“In the case of dementia, there are numerous challenges to obtaining accurate death counts, including stigma and lack of routine testing for dementia in primary care,” says Dr Andrew Stokes, lead author of the study. “Our results indicate that the mortality burden of dementia may be greater than recognized, highlighting the importance of expanding dementia prevention and care.”
For the study, the researchers analyzed data from a nationally-representative group of 7,342 older adults taken from the Health and Retirement Study (HRS), a data set that focuses on people as they move into nursing homes.
The researchers examined data from older people who entered the group in 2000 and followed them until 2009. In particular, they analyzed the association between dementia and death. They adjusted their results for variables such as sex, age, ethnicity, level of education, location, and medical conditions.
In doing so, they found that much of the underestimation of dementia deaths could be attributed to race.

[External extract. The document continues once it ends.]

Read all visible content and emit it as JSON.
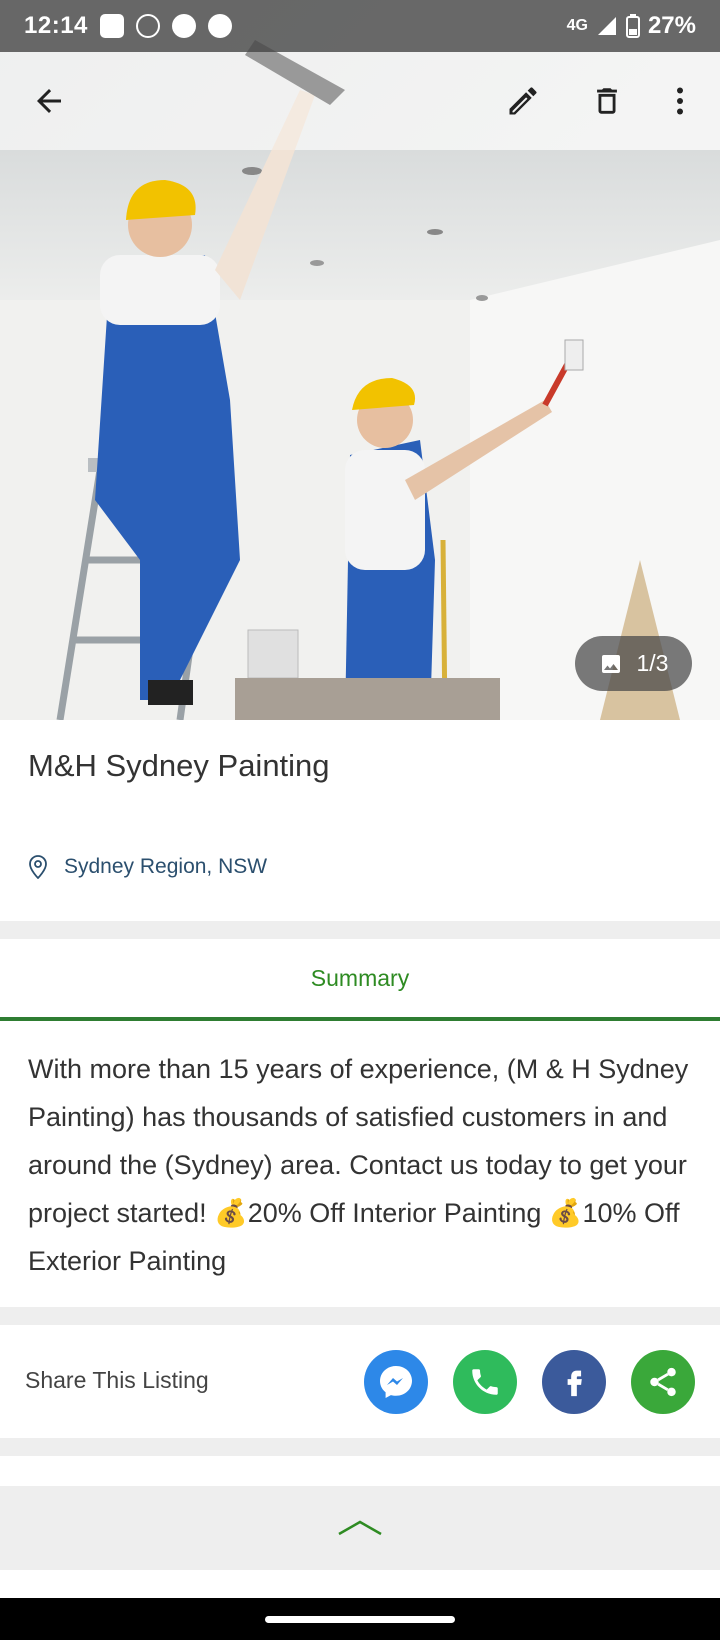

Notably, they found that there were 7.1 times more black older adults dying from dementia than recorded in government records. Meanwhile, they found that there were 4.1 times more Hispanic older adults dying from the condition than previously thought, alongside 2.3 times more deaths among white older adults.
More than this, they found that dementia-related deaths were more often underreported for men than for women, and also more common among those without high school education. The researchers note that earlier findings suggest that dementia is more common among older adults who are black, male, and have less education.
The researchers say these findings are important as they may help health services and researchers prioritize resource allocation to better treat the condition and save lives.